The porter followed Weeding at a distance and saw him enter a silversmith’s shop. There he sold a silver fork and a dessert spoon, both of which were monogrammed with an ‘N’. When this was reported back to the waiter who had raised the concern, he then undertook a quick inventory of the hotel’s plate, and soon found some items were missing.
At 5 o’clock the prisoner had finished a glass of brandy at the hotel when the waiter approached him and asked him to step ‘in to the counting house’ (presumably the accounts office at Radley’s). Here he accused him of taking one of the hotel’s silver spoons.
Weeding hotly denied this and said he could produce friends who would vouch for his respectability. The waiter said he was satisfied with this and suggested they send someone to fetch them.
At this Weeding backtracked and so the waiter called for a policeman who searched the young man. ‘Not only the spoon, but two silver forks, all marked “Radley’s Hotel”… were found in his possession. There were also three forks, a tablespoon and a dessert spoon, all marked ‘N’…as well as a duplicate for a teaspoon and three silk handkerchiefs, pawned for four shillings’.
The court was told that the police believed the items not belonging to Radley’s had been lifted from the Mount Ephraim Hotel (which was in Tunbridge Wells). The magistrate asked Weeding if he wished to question any of the witnesses, the first time I’ve seen a report of what may well have been standard practice. He didn’t and made no statement either.

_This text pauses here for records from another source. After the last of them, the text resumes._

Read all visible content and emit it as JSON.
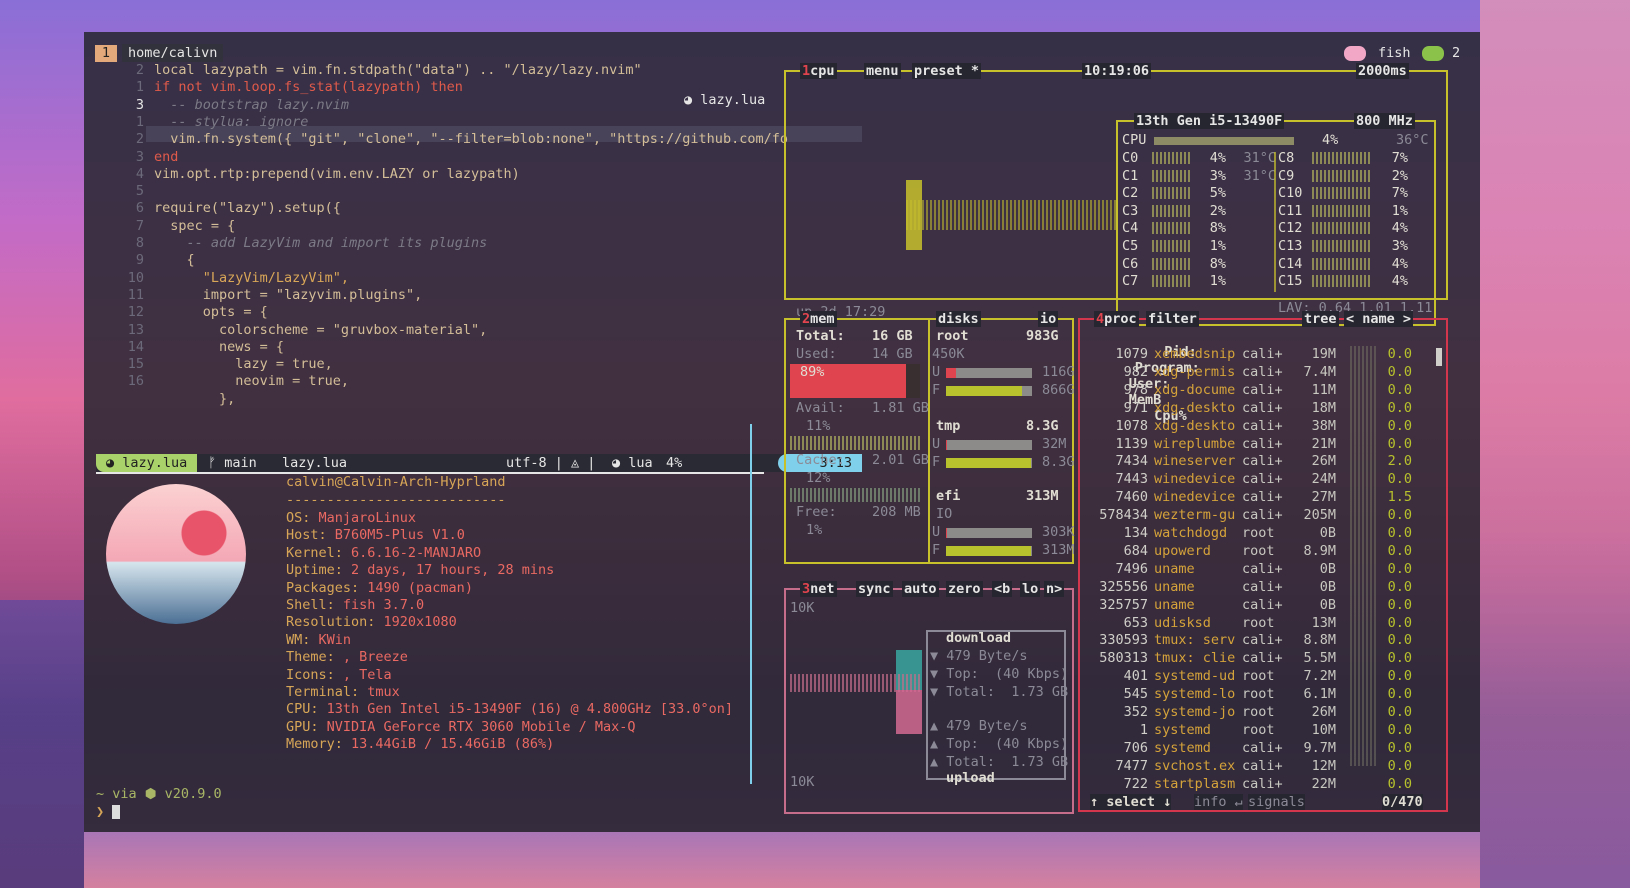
{
  "tmux": {
    "tab_number": "1",
    "tab_path": "home/calivn",
    "right_shell": "fish",
    "right_window": "2"
  },
  "editor": {
    "file_tag": "lazy.lua",
    "line_numbers": [
      "2",
      "1",
      "3",
      "1",
      "2",
      "3",
      "4",
      "5",
      "6",
      "7",
      "8",
      "9",
      "10",
      "11",
      "12",
      "13",
      "14",
      "15",
      "16",
      ""
    ],
    "lines": [
      "local lazypath = vim.fn.stdpath(\"data\") .. \"/lazy/lazy.nvim\"",
      "if not vim.loop.fs_stat(lazypath) then",
      "  -- bootstrap lazy.nvim",
      "  -- stylua: ignore",
      "  vim.fn.system({ \"git\", \"clone\", \"--filter=blob:none\", \"https://github.com/fo",
      "end",
      "vim.opt.rtp:prepend(vim.env.LAZY or lazypath)",
      "",
      "require(\"lazy\").setup({",
      "  spec = {",
      "    -- add LazyVim and import its plugins",
      "    {",
      "      \"LazyVim/LazyVim\",",
      "      import = \"lazyvim.plugins\",",
      "      opts = {",
      "        colorscheme = \"gruvbox-material\",",
      "        news = {",
      "          lazy = true,",
      "          neovim = true,",
      "        },"
    ],
    "status": {
      "mode_file": "lazy.lua",
      "branch": "main",
      "file": "lazy.lua",
      "encoding": "utf-8 | ◬ |",
      "filetype": "lua",
      "percent": "4%",
      "position": "3:13"
    }
  },
  "neofetch": {
    "user_host": "calvin@Calvin-Arch-Hyprland",
    "separator": "---------------------------",
    "info": [
      {
        "k": "OS: ",
        "v": "ManjaroLinux"
      },
      {
        "k": "Host: ",
        "v": "B760M5-Plus V1.0"
      },
      {
        "k": "Kernel: ",
        "v": "6.6.16-2-MANJARO"
      },
      {
        "k": "Uptime: ",
        "v": "2 days, 17 hours, 28 mins"
      },
      {
        "k": "Packages: ",
        "v": "1490 (pacman)"
      },
      {
        "k": "Shell: ",
        "v": "fish 3.7.0"
      },
      {
        "k": "Resolution: ",
        "v": "1920x1080"
      },
      {
        "k": "WM: ",
        "v": "KWin"
      },
      {
        "k": "Theme: ",
        "v": ", Breeze"
      },
      {
        "k": "Icons: ",
        "v": ", Tela"
      },
      {
        "k": "Terminal: ",
        "v": "tmux"
      },
      {
        "k": "CPU: ",
        "v": "13th Gen Intel i5-13490F (16) @ 4.800GHz [33.0°on]"
      },
      {
        "k": "GPU: ",
        "v": "NVIDIA GeForce RTX 3060 Mobile / Max-Q"
      },
      {
        "k": "Memory: ",
        "v": "13.44GiB / 15.46GiB (86%)"
      }
    ],
    "prompt_line1": "~ via ⬢ v20.9.0",
    "prompt_line2": "❯"
  },
  "btop": {
    "cpu": {
      "title_num": "1",
      "title": "cpu",
      "menu": "menu",
      "preset": "preset *",
      "clock": "10:19:06",
      "interval": "2000ms",
      "model": "13th Gen i5-13490F",
      "freq": "800 MHz",
      "total_label": "CPU",
      "total_pct": "4%",
      "total_temp": "36°C",
      "uptime": "up 2d 17:29",
      "lav": "LAV: 0.64 1.01 1.11",
      "cores_left": [
        {
          "n": "C0",
          "p": "4%",
          "t": "31°C"
        },
        {
          "n": "C1",
          "p": "3%",
          "t": "31°C"
        },
        {
          "n": "C2",
          "p": "5%",
          "t": ""
        },
        {
          "n": "C3",
          "p": "2%",
          "t": ""
        },
        {
          "n": "C4",
          "p": "8%",
          "t": ""
        },
        {
          "n": "C5",
          "p": "1%",
          "t": ""
        },
        {
          "n": "C6",
          "p": "8%",
          "t": ""
        },
        {
          "n": "C7",
          "p": "1%",
          "t": ""
        }
      ],
      "cores_right": [
        {
          "n": "C8",
          "p": "7%"
        },
        {
          "n": "C9",
          "p": "2%"
        },
        {
          "n": "C10",
          "p": "7%"
        },
        {
          "n": "C11",
          "p": "1%"
        },
        {
          "n": "C12",
          "p": "4%"
        },
        {
          "n": "C13",
          "p": "3%"
        },
        {
          "n": "C14",
          "p": "4%"
        },
        {
          "n": "C15",
          "p": "4%"
        }
      ]
    },
    "mem": {
      "title_num": "2",
      "title": "mem",
      "total_label": "Total:",
      "total": "16 GB",
      "used_label": "Used:",
      "used": "14 GB",
      "used_pct": "89%",
      "used_fraction": 0.89,
      "avail_label": "Avail:",
      "avail": "1.81 GB",
      "avail_pct": "11%",
      "cache_label": "Cache:",
      "cache": "2.01 GB",
      "cache_pct": "12%",
      "free_label": "Free:",
      "free": "208 MB",
      "free_pct": "1%"
    },
    "disks": {
      "title": "disks",
      "io": "io",
      "root": {
        "name": "root",
        "size": "983G",
        "io": "450K",
        "u": "116G",
        "f": "866G",
        "u_frac": 0.12,
        "f_frac": 0.88
      },
      "tmp": {
        "name": "tmp",
        "size": "8.3G",
        "u": "32M",
        "f": "8.3G",
        "u_frac": 0.01,
        "f_frac": 0.99
      },
      "efi": {
        "name": "efi",
        "size": "313M",
        "io_label": "IO",
        "u": "303K",
        "f": "313M",
        "u_frac": 0.01,
        "f_frac": 0.99
      }
    },
    "net": {
      "title_num": "3",
      "title": "net",
      "sync": "sync",
      "auto": "auto",
      "zero": "zero",
      "prev": "<b",
      "iface": "lo",
      "next": "n>",
      "scale_top": "10K",
      "scale_bottom": "10K",
      "download_label": "download",
      "dl_rate": "479 Byte/s",
      "dl_top": "Top:  (40 Kbps)",
      "dl_total": "Total:  1.73 GB",
      "ul_rate": "479 Byte/s",
      "ul_top": "Top:  (40 Kbps)",
      "ul_total": "Total:  1.73 GB",
      "upload_label": "upload"
    },
    "proc": {
      "title_num": "4",
      "title": "proc",
      "filter": "filter",
      "tree": "tree",
      "sort": "< name >",
      "headers": {
        "pid": "Pid:",
        "program": "Program:",
        "user": "User:",
        "mem": "MemB",
        "cpu": "Cpu%"
      },
      "rows": [
        {
          "pid": "1079",
          "prog": "xembedsnip",
          "user": "cali+",
          "mem": "19M",
          "cpu": "0.0"
        },
        {
          "pid": "982",
          "prog": "xdg-permis",
          "user": "cali+",
          "mem": "7.4M",
          "cpu": "0.0"
        },
        {
          "pid": "978",
          "prog": "xdg-docume",
          "user": "cali+",
          "mem": "11M",
          "cpu": "0.0"
        },
        {
          "pid": "971",
          "prog": "xdg-deskto",
          "user": "cali+",
          "mem": "18M",
          "cpu": "0.0"
        },
        {
          "pid": "1078",
          "prog": "xdg-deskto",
          "user": "cali+",
          "mem": "38M",
          "cpu": "0.0"
        },
        {
          "pid": "1139",
          "prog": "wireplumbe",
          "user": "cali+",
          "mem": "21M",
          "cpu": "0.0"
        },
        {
          "pid": "7434",
          "prog": "wineserver",
          "user": "cali+",
          "mem": "26M",
          "cpu": "2.0"
        },
        {
          "pid": "7443",
          "prog": "winedevice",
          "user": "cali+",
          "mem": "24M",
          "cpu": "0.0"
        },
        {
          "pid": "7460",
          "prog": "winedevice",
          "user": "cali+",
          "mem": "27M",
          "cpu": "1.5"
        },
        {
          "pid": "578434",
          "prog": "wezterm-gu",
          "user": "cali+",
          "mem": "205M",
          "cpu": "0.0"
        },
        {
          "pid": "134",
          "prog": "watchdogd",
          "user": "root",
          "mem": "0B",
          "cpu": "0.0"
        },
        {
          "pid": "684",
          "prog": "upowerd",
          "user": "root",
          "mem": "8.9M",
          "cpu": "0.0"
        },
        {
          "pid": "7496",
          "prog": "uname",
          "user": "cali+",
          "mem": "0B",
          "cpu": "0.0"
        },
        {
          "pid": "325556",
          "prog": "uname",
          "user": "cali+",
          "mem": "0B",
          "cpu": "0.0"
        },
        {
          "pid": "325757",
          "prog": "uname",
          "user": "cali+",
          "mem": "0B",
          "cpu": "0.0"
        },
        {
          "pid": "653",
          "prog": "udisksd",
          "user": "root",
          "mem": "13M",
          "cpu": "0.0"
        },
        {
          "pid": "330593",
          "prog": "tmux: serv",
          "user": "cali+",
          "mem": "8.8M",
          "cpu": "0.0"
        },
        {
          "pid": "580313",
          "prog": "tmux: clie",
          "user": "cali+",
          "mem": "5.5M",
          "cpu": "0.0"
        },
        {
          "pid": "401",
          "prog": "systemd-ud",
          "user": "root",
          "mem": "7.2M",
          "cpu": "0.0"
        },
        {
          "pid": "545",
          "prog": "systemd-lo",
          "user": "root",
          "mem": "6.1M",
          "cpu": "0.0"
        },
        {
          "pid": "352",
          "prog": "systemd-jo",
          "user": "root",
          "mem": "26M",
          "cpu": "0.0"
        },
        {
          "pid": "1",
          "prog": "systemd",
          "user": "root",
          "mem": "10M",
          "cpu": "0.0"
        },
        {
          "pid": "706",
          "prog": "systemd",
          "user": "cali+",
          "mem": "9.7M",
          "cpu": "0.0"
        },
        {
          "pid": "7477",
          "prog": "svchost.ex",
          "user": "cali+",
          "mem": "12M",
          "cpu": "0.0"
        },
        {
          "pid": "722",
          "prog": "startplasm",
          "user": "cali+",
          "mem": "22M",
          "cpu": "0.0"
        }
      ],
      "select": "↑ select ↓",
      "info": "info ↵",
      "signals": "signals",
      "count": "0/470"
    }
  },
  "colors": {
    "accent_yellow": "#c7c12b",
    "accent_red": "#d4364e",
    "accent_pink": "#c56d8a",
    "neo_key": "#d8a657",
    "neo_val": "#ea6962"
  }
}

The magistrate then told Weeding he was now likely to face further charges from Tunbridge in addition to the one at Radley’s and remanded him in custody so more evidence could be sought.
[from The Morning Chronicle, Wednesday, November 26, 1845]